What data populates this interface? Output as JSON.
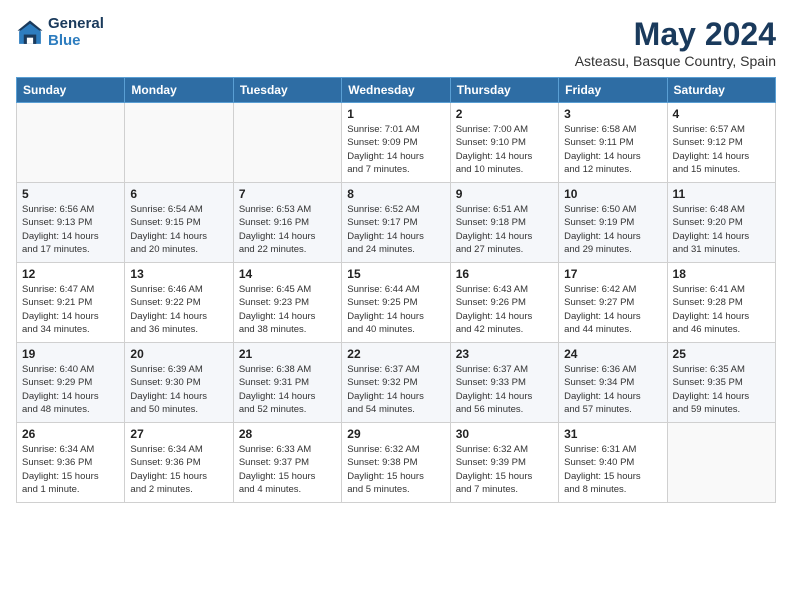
{
  "header": {
    "logo_line1": "General",
    "logo_line2": "Blue",
    "month_year": "May 2024",
    "location": "Asteasu, Basque Country, Spain"
  },
  "weekdays": [
    "Sunday",
    "Monday",
    "Tuesday",
    "Wednesday",
    "Thursday",
    "Friday",
    "Saturday"
  ],
  "weeks": [
    [
      {
        "day": "",
        "info": ""
      },
      {
        "day": "",
        "info": ""
      },
      {
        "day": "",
        "info": ""
      },
      {
        "day": "1",
        "info": "Sunrise: 7:01 AM\nSunset: 9:09 PM\nDaylight: 14 hours\nand 7 minutes."
      },
      {
        "day": "2",
        "info": "Sunrise: 7:00 AM\nSunset: 9:10 PM\nDaylight: 14 hours\nand 10 minutes."
      },
      {
        "day": "3",
        "info": "Sunrise: 6:58 AM\nSunset: 9:11 PM\nDaylight: 14 hours\nand 12 minutes."
      },
      {
        "day": "4",
        "info": "Sunrise: 6:57 AM\nSunset: 9:12 PM\nDaylight: 14 hours\nand 15 minutes."
      }
    ],
    [
      {
        "day": "5",
        "info": "Sunrise: 6:56 AM\nSunset: 9:13 PM\nDaylight: 14 hours\nand 17 minutes."
      },
      {
        "day": "6",
        "info": "Sunrise: 6:54 AM\nSunset: 9:15 PM\nDaylight: 14 hours\nand 20 minutes."
      },
      {
        "day": "7",
        "info": "Sunrise: 6:53 AM\nSunset: 9:16 PM\nDaylight: 14 hours\nand 22 minutes."
      },
      {
        "day": "8",
        "info": "Sunrise: 6:52 AM\nSunset: 9:17 PM\nDaylight: 14 hours\nand 24 minutes."
      },
      {
        "day": "9",
        "info": "Sunrise: 6:51 AM\nSunset: 9:18 PM\nDaylight: 14 hours\nand 27 minutes."
      },
      {
        "day": "10",
        "info": "Sunrise: 6:50 AM\nSunset: 9:19 PM\nDaylight: 14 hours\nand 29 minutes."
      },
      {
        "day": "11",
        "info": "Sunrise: 6:48 AM\nSunset: 9:20 PM\nDaylight: 14 hours\nand 31 minutes."
      }
    ],
    [
      {
        "day": "12",
        "info": "Sunrise: 6:47 AM\nSunset: 9:21 PM\nDaylight: 14 hours\nand 34 minutes."
      },
      {
        "day": "13",
        "info": "Sunrise: 6:46 AM\nSunset: 9:22 PM\nDaylight: 14 hours\nand 36 minutes."
      },
      {
        "day": "14",
        "info": "Sunrise: 6:45 AM\nSunset: 9:23 PM\nDaylight: 14 hours\nand 38 minutes."
      },
      {
        "day": "15",
        "info": "Sunrise: 6:44 AM\nSunset: 9:25 PM\nDaylight: 14 hours\nand 40 minutes."
      },
      {
        "day": "16",
        "info": "Sunrise: 6:43 AM\nSunset: 9:26 PM\nDaylight: 14 hours\nand 42 minutes."
      },
      {
        "day": "17",
        "info": "Sunrise: 6:42 AM\nSunset: 9:27 PM\nDaylight: 14 hours\nand 44 minutes."
      },
      {
        "day": "18",
        "info": "Sunrise: 6:41 AM\nSunset: 9:28 PM\nDaylight: 14 hours\nand 46 minutes."
      }
    ],
    [
      {
        "day": "19",
        "info": "Sunrise: 6:40 AM\nSunset: 9:29 PM\nDaylight: 14 hours\nand 48 minutes."
      },
      {
        "day": "20",
        "info": "Sunrise: 6:39 AM\nSunset: 9:30 PM\nDaylight: 14 hours\nand 50 minutes."
      },
      {
        "day": "21",
        "info": "Sunrise: 6:38 AM\nSunset: 9:31 PM\nDaylight: 14 hours\nand 52 minutes."
      },
      {
        "day": "22",
        "info": "Sunrise: 6:37 AM\nSunset: 9:32 PM\nDaylight: 14 hours\nand 54 minutes."
      },
      {
        "day": "23",
        "info": "Sunrise: 6:37 AM\nSunset: 9:33 PM\nDaylight: 14 hours\nand 56 minutes."
      },
      {
        "day": "24",
        "info": "Sunrise: 6:36 AM\nSunset: 9:34 PM\nDaylight: 14 hours\nand 57 minutes."
      },
      {
        "day": "25",
        "info": "Sunrise: 6:35 AM\nSunset: 9:35 PM\nDaylight: 14 hours\nand 59 minutes."
      }
    ],
    [
      {
        "day": "26",
        "info": "Sunrise: 6:34 AM\nSunset: 9:36 PM\nDaylight: 15 hours\nand 1 minute."
      },
      {
        "day": "27",
        "info": "Sunrise: 6:34 AM\nSunset: 9:36 PM\nDaylight: 15 hours\nand 2 minutes."
      },
      {
        "day": "28",
        "info": "Sunrise: 6:33 AM\nSunset: 9:37 PM\nDaylight: 15 hours\nand 4 minutes."
      },
      {
        "day": "29",
        "info": "Sunrise: 6:32 AM\nSunset: 9:38 PM\nDaylight: 15 hours\nand 5 minutes."
      },
      {
        "day": "30",
        "info": "Sunrise: 6:32 AM\nSunset: 9:39 PM\nDaylight: 15 hours\nand 7 minutes."
      },
      {
        "day": "31",
        "info": "Sunrise: 6:31 AM\nSunset: 9:40 PM\nDaylight: 15 hours\nand 8 minutes."
      },
      {
        "day": "",
        "info": ""
      }
    ]
  ]
}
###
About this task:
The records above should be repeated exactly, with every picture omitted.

Exercise result:
What data populates this interface? Output as JSON.
{
  "header": {
    "logo_line1": "General",
    "logo_line2": "Blue",
    "month_year": "May 2024",
    "location": "Asteasu, Basque Country, Spain"
  },
  "weekdays": [
    "Sunday",
    "Monday",
    "Tuesday",
    "Wednesday",
    "Thursday",
    "Friday",
    "Saturday"
  ],
  "weeks": [
    [
      {
        "day": "",
        "info": ""
      },
      {
        "day": "",
        "info": ""
      },
      {
        "day": "",
        "info": ""
      },
      {
        "day": "1",
        "info": "Sunrise: 7:01 AM\nSunset: 9:09 PM\nDaylight: 14 hours\nand 7 minutes."
      },
      {
        "day": "2",
        "info": "Sunrise: 7:00 AM\nSunset: 9:10 PM\nDaylight: 14 hours\nand 10 minutes."
      },
      {
        "day": "3",
        "info": "Sunrise: 6:58 AM\nSunset: 9:11 PM\nDaylight: 14 hours\nand 12 minutes."
      },
      {
        "day": "4",
        "info": "Sunrise: 6:57 AM\nSunset: 9:12 PM\nDaylight: 14 hours\nand 15 minutes."
      }
    ],
    [
      {
        "day": "5",
        "info": "Sunrise: 6:56 AM\nSunset: 9:13 PM\nDaylight: 14 hours\nand 17 minutes."
      },
      {
        "day": "6",
        "info": "Sunrise: 6:54 AM\nSunset: 9:15 PM\nDaylight: 14 hours\nand 20 minutes."
      },
      {
        "day": "7",
        "info": "Sunrise: 6:53 AM\nSunset: 9:16 PM\nDaylight: 14 hours\nand 22 minutes."
      },
      {
        "day": "8",
        "info": "Sunrise: 6:52 AM\nSunset: 9:17 PM\nDaylight: 14 hours\nand 24 minutes."
      },
      {
        "day": "9",
        "info": "Sunrise: 6:51 AM\nSunset: 9:18 PM\nDaylight: 14 hours\nand 27 minutes."
      },
      {
        "day": "10",
        "info": "Sunrise: 6:50 AM\nSunset: 9:19 PM\nDaylight: 14 hours\nand 29 minutes."
      },
      {
        "day": "11",
        "info": "Sunrise: 6:48 AM\nSunset: 9:20 PM\nDaylight: 14 hours\nand 31 minutes."
      }
    ],
    [
      {
        "day": "12",
        "info": "Sunrise: 6:47 AM\nSunset: 9:21 PM\nDaylight: 14 hours\nand 34 minutes."
      },
      {
        "day": "13",
        "info": "Sunrise: 6:46 AM\nSunset: 9:22 PM\nDaylight: 14 hours\nand 36 minutes."
      },
      {
        "day": "14",
        "info": "Sunrise: 6:45 AM\nSunset: 9:23 PM\nDaylight: 14 hours\nand 38 minutes."
      },
      {
        "day": "15",
        "info": "Sunrise: 6:44 AM\nSunset: 9:25 PM\nDaylight: 14 hours\nand 40 minutes."
      },
      {
        "day": "16",
        "info": "Sunrise: 6:43 AM\nSunset: 9:26 PM\nDaylight: 14 hours\nand 42 minutes."
      },
      {
        "day": "17",
        "info": "Sunrise: 6:42 AM\nSunset: 9:27 PM\nDaylight: 14 hours\nand 44 minutes."
      },
      {
        "day": "18",
        "info": "Sunrise: 6:41 AM\nSunset: 9:28 PM\nDaylight: 14 hours\nand 46 minutes."
      }
    ],
    [
      {
        "day": "19",
        "info": "Sunrise: 6:40 AM\nSunset: 9:29 PM\nDaylight: 14 hours\nand 48 minutes."
      },
      {
        "day": "20",
        "info": "Sunrise: 6:39 AM\nSunset: 9:30 PM\nDaylight: 14 hours\nand 50 minutes."
      },
      {
        "day": "21",
        "info": "Sunrise: 6:38 AM\nSunset: 9:31 PM\nDaylight: 14 hours\nand 52 minutes."
      },
      {
        "day": "22",
        "info": "Sunrise: 6:37 AM\nSunset: 9:32 PM\nDaylight: 14 hours\nand 54 minutes."
      },
      {
        "day": "23",
        "info": "Sunrise: 6:37 AM\nSunset: 9:33 PM\nDaylight: 14 hours\nand 56 minutes."
      },
      {
        "day": "24",
        "info": "Sunrise: 6:36 AM\nSunset: 9:34 PM\nDaylight: 14 hours\nand 57 minutes."
      },
      {
        "day": "25",
        "info": "Sunrise: 6:35 AM\nSunset: 9:35 PM\nDaylight: 14 hours\nand 59 minutes."
      }
    ],
    [
      {
        "day": "26",
        "info": "Sunrise: 6:34 AM\nSunset: 9:36 PM\nDaylight: 15 hours\nand 1 minute."
      },
      {
        "day": "27",
        "info": "Sunrise: 6:34 AM\nSunset: 9:36 PM\nDaylight: 15 hours\nand 2 minutes."
      },
      {
        "day": "28",
        "info": "Sunrise: 6:33 AM\nSunset: 9:37 PM\nDaylight: 15 hours\nand 4 minutes."
      },
      {
        "day": "29",
        "info": "Sunrise: 6:32 AM\nSunset: 9:38 PM\nDaylight: 15 hours\nand 5 minutes."
      },
      {
        "day": "30",
        "info": "Sunrise: 6:32 AM\nSunset: 9:39 PM\nDaylight: 15 hours\nand 7 minutes."
      },
      {
        "day": "31",
        "info": "Sunrise: 6:31 AM\nSunset: 9:40 PM\nDaylight: 15 hours\nand 8 minutes."
      },
      {
        "day": "",
        "info": ""
      }
    ]
  ]
}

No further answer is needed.